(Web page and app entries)
=== Section Start ===

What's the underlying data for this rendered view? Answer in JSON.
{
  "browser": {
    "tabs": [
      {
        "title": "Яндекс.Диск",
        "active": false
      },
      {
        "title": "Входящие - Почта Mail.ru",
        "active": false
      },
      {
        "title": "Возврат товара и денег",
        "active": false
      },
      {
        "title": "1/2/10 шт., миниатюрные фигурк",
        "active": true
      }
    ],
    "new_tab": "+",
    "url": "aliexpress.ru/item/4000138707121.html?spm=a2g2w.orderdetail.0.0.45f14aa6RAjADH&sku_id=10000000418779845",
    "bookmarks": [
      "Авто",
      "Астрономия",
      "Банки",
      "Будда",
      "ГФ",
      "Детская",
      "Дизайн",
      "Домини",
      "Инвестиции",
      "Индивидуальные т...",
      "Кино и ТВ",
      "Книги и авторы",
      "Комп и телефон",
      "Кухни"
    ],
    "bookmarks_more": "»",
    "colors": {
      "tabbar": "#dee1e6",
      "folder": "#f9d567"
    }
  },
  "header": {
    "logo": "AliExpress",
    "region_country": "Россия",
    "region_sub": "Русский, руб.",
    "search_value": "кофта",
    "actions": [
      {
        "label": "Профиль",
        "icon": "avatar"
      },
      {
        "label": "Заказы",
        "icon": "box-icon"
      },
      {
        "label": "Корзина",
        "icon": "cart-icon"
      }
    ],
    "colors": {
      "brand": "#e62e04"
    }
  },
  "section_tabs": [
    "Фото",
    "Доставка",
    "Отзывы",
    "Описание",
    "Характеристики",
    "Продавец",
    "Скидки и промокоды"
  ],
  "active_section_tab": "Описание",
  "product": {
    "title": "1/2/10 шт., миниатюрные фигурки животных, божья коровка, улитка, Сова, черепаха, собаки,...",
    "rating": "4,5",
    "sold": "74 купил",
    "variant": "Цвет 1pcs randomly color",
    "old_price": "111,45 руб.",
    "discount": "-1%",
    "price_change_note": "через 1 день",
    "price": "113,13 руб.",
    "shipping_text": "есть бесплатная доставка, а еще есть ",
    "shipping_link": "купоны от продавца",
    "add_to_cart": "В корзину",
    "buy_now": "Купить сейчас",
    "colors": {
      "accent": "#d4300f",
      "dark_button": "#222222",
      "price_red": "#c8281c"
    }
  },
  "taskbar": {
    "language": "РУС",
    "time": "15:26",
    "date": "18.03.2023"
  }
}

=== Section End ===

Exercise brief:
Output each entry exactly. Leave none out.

Worked solution:
What's the underlying data for this rendered view? Answer in JSON.
{
  "browser": {
    "tabs": [
      {
        "title": "Яндекс.Диск",
        "active": false
      },
      {
        "title": "Входящие - Почта Mail.ru",
        "active": false
      },
      {
        "title": "Возврат товара и денег",
        "active": false
      },
      {
        "title": "1/2/10 шт., миниатюрные фигурк",
        "active": true
      }
    ],
    "new_tab": "+",
    "url": "aliexpress.ru/item/4000138707121.html?spm=a2g2w.orderdetail.0.0.45f14aa6RAjADH&sku_id=10000000418779845",
    "bookmarks": [
      "Авто",
      "Астрономия",
      "Банки",
      "Будда",
      "ГФ",
      "Детская",
      "Дизайн",
      "Домини",
      "Инвестиции",
      "Индивидуальные т...",
      "Кино и ТВ",
      "Книги и авторы",
      "Комп и телефон",
      "Кухни"
    ],
    "bookmarks_more": "»",
    "colors": {
      "tabbar": "#dee1e6",
      "folder": "#f9d567"
    }
  },
  "header": {
    "logo": "AliExpress",
    "region_country": "Россия",
    "region_sub": "Русский, руб.",
    "search_value": "кофта",
    "actions": [
      {
        "label": "Профиль",
        "icon": "avatar"
      },
      {
        "label": "Заказы",
        "icon": "box-icon"
      },
      {
        "label": "Корзина",
        "icon": "cart-icon"
      }
    ],
    "colors": {
      "brand": "#e62e04"
    }
  },
  "section_tabs": [
    "Фото",
    "Доставка",
    "Отзывы",
    "Описание",
    "Характеристики",
    "Продавец",
    "Скидки и промокоды"
  ],
  "active_section_tab": "Описание",
  "product": {
    "title": "1/2/10 шт., миниатюрные фигурки животных, божья коровка, улитка, Сова, черепаха, собаки,...",
    "rating": "4,5",
    "sold": "74 купил",
    "variant": "Цвет 1pcs randomly color",
    "old_price": "111,45 руб.",
    "discount": "-1%",
    "price_change_note": "через 1 день",
    "price": "113,13 руб.",
    "shipping_text": "есть бесплатная доставка, а еще есть ",
    "shipping_link": "купоны от продавца",
    "add_to_cart": "В корзину",
    "buy_now": "Купить сейчас",
    "colors": {
      "accent": "#d4300f",
      "dark_button": "#222222",
      "price_red": "#c8281c"
    }
  },
  "taskbar": {
    "language": "РУС",
    "time": "15:26",
    "date": "18.03.2023"
  }
}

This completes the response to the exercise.